The sporting goods store in Chicago fired Quinn after three months; not only was he disinterested in fishing and rock climbing but he hung around listening to his iPod and paid no attention to the customers.
Quinn’s best friend Winston had dropped out of college downstate to live in a trailer and work on an assembly line.
They hadn’t seen each other in months when Winston phoned. “I have two words for you, Quinn: sky diving.”
Having joined an aviation club, he whistled. “You gotta try it.”
“This rich guy Dowling will lend me his C-182 since I got my pilot’s license.”
Next Thursday, Winston called again. “All Dowling said was—don’t get caught. I bought him a beer and he handed me the Cessna’s keys. We’ll take it up Monday when the center’s closed.”
Winston said, “I’m telling you, Quinn, the rush is phenomenal.”
“All right.” Quinn had read in a sports magazine that sky diving was nowhere near as dangerous as people imagined.
He arrived at Winston’s Sunday afternoon.
“Turns out that because this is clandestine, you won’t have an automatic safety line, Quinn. But who forgets to pull the rip cord?”

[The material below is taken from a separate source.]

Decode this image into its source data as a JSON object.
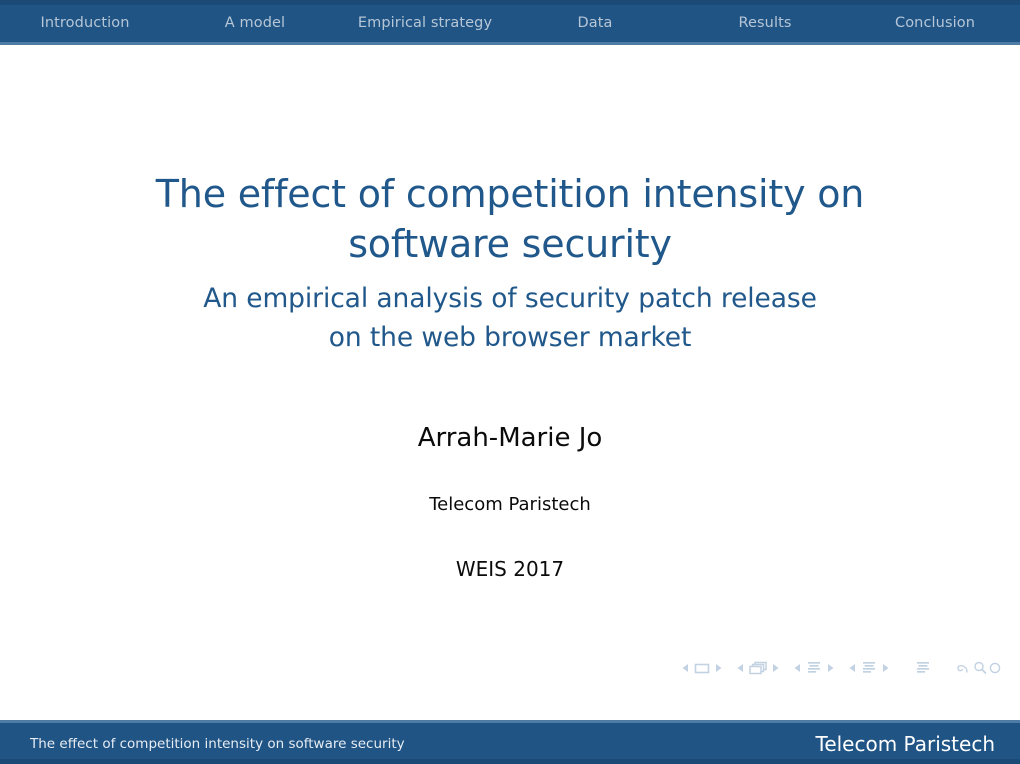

Wearing Winston’s jump suit and helmet, Quinn practiced jumping from the trailer’s back door into bales of hay.
“Belly first, back arched,” Winston said. He would be both pilot and jump master. “The jump master’s essential,” Winston said. “He asks, ‘Are you ready to sky dive?’ and unless you say ‘yes!’ we fly home; no worries. Then I’ll ask again, ‘Quinn, are you ready to sky dive?’ And if you don’t answer, ‘Yes!’ both times, it’s no go.

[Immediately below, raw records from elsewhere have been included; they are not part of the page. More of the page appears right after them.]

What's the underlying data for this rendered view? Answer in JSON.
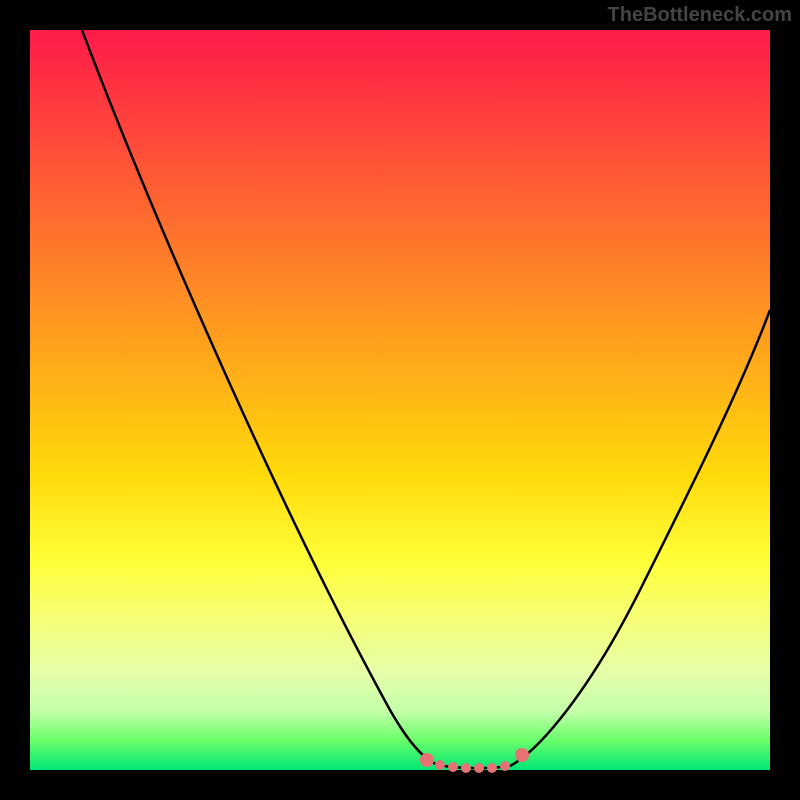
{
  "watermark": "TheBottleneck.com",
  "colors": {
    "gradient_top": "#ff1a4a",
    "gradient_bottom": "#00e676",
    "curve": "#000000",
    "dot": "#e57373",
    "frame": "#000000"
  },
  "chart_data": {
    "type": "line",
    "title": "",
    "xlabel": "",
    "ylabel": "",
    "xlim": [
      0,
      100
    ],
    "ylim": [
      0,
      100
    ],
    "series": [
      {
        "name": "left-curve",
        "x": [
          7,
          12,
          18,
          24,
          30,
          36,
          42,
          48,
          52,
          55
        ],
        "y": [
          100,
          86,
          72,
          58,
          44,
          30,
          18,
          8,
          3,
          1
        ]
      },
      {
        "name": "right-curve",
        "x": [
          64,
          68,
          74,
          80,
          86,
          92,
          98,
          100
        ],
        "y": [
          1,
          3,
          10,
          20,
          33,
          46,
          58,
          62
        ]
      },
      {
        "name": "bottleneck-points",
        "x": [
          53,
          55,
          57,
          59,
          61,
          63,
          65,
          67
        ],
        "y": [
          2,
          1,
          0.5,
          0.5,
          0.5,
          0.5,
          1,
          3
        ]
      }
    ],
    "annotations": []
  }
}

“It’s easy,” Winston claimed as they drank beer and listed to the Foo Fighters. “Brace, reach, and release. Brace inside the plane’s open door; reach for the wing’s strut, and release. That’s all.”
“That’s all?” Quinn continued leaping belly first into bales of hay.
“Pretend the hay is the atmosphere at 10,000 feet,” Winston said. “The silence is amazing. When your altimeter reads 3,000, pull the rip cord. Then steer by pulling the guide lines.”
“Last thing,” Winston said. “Packing the parachute is critical. Never trust another guy with it.” That said, Winston packed the parachute. He demonstrated every fold and Quinn did it exactly as shown. Except Winston redid it.
Overnight, Quinn wondered about trusting Winston with his life. Winston had slept with Quinn’s girlfriend once. Back in Little League, he yelled, “Out,” when Quinn was safe. He copied Quinn’s homework and stole his CDs.
Small stuff. Even the girlfriend, because they were drunk and Quinn was home with the flu.
Monday afternoon Winston yelled the jump master’s questions from the pilot’s seat. Quinn answered, “Yes!” twice. Then he braced in the door, reached for the wing’s strut and released.